"In many cases, we feel that the conclusions of the inspectors, on an abbreviated visit to the facility, represent half-truths and with the benefit of a longer and more comprehensive interaction with our care team they might have seen a different picture," Bob Beitcher president and CEO of the MPTF, said in a written statement.

"Nevertheless, we are taking each and every one of their findings seriously and will be bringing in outside, experienced health care experts for a more extensive review of our practices both in long term care and dementia care."

At Tarzana Health and Rehabilitation Center, inspectors found that one patient was being given four different anti-psychotic medications for various mental issues, but there was no documented diagnosis of dementia or any mental illness.

Another patient had been admitted to Tarzana in February with quadriplegia, chronic obstructive pulmonary disease, epilepsy, and other ailments, but on March 6, when inspectors had visited, the patient had yet to be examined by a doctor. Inspectors also found there was not enough staff to help residents who needed help eating breakfast.

A call for comment Wednesday to administrators of the Tarzana facility went unanswered.

Operation Guardians was created in 2000 by then-Attorney General Bill Lockyer. The team's goal is to find Medi-Cal fraud within those nursing homes that take patients on Medi-Cal. While there, inspectors observe deficiencies and report them to the California Department of Health Services, which can prompt additional investigations and possibly citations and penalties.

The group has inspected 14 facilities across the state - including Golden Cross Healthcare and Sunrise Convalescent Hospital in Pasadena - since 2010. But budget cuts have limited the team's ability to travel, said Lynda Gledhill, a spokeswoman for Attorney General Kamala Harris. The team also visits nursing homes that have triggered many complaints.

"We have seen an increase in overall incidences of neglect and overmedication," Gledhill said. "It's a priority of this attorney general to make sure our most vulnerable residents are treated well."

The California Association of Health Facilities said the Operation Guardian findings do not reflect the care provided by all nursing homes, which serve some 300,000 patients a year.

"There is no excuse for poor treatment and neglect. However, this report focuses on outliers and does not reflect the high standard of care provided at most of the state's skilled nursing facilities," the group said in a statement Connors said there is no excuse among nursing home operators for such deficiencies, even those who service Medi-Cal patients. Nursing homes receive high reimbursement rates from the government.

He also said CANHR will continue to press state, county and local officials on the importance of consistent inspections.

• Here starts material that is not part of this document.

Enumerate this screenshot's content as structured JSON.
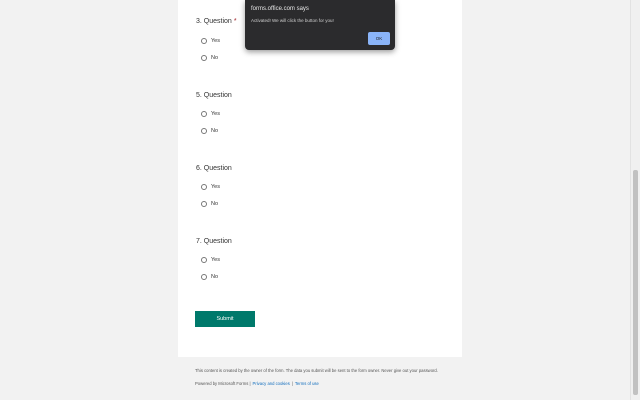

In addition, the group also will continue raising awareness about the misuse of anti-psychotic drugs.

"We've been making a federal case about that concern," Connors said. "The main challenge is there are so many people who are affected by the misuse of these drugs - 25,000 each day in California, and that doesn't even include assisted living facilities."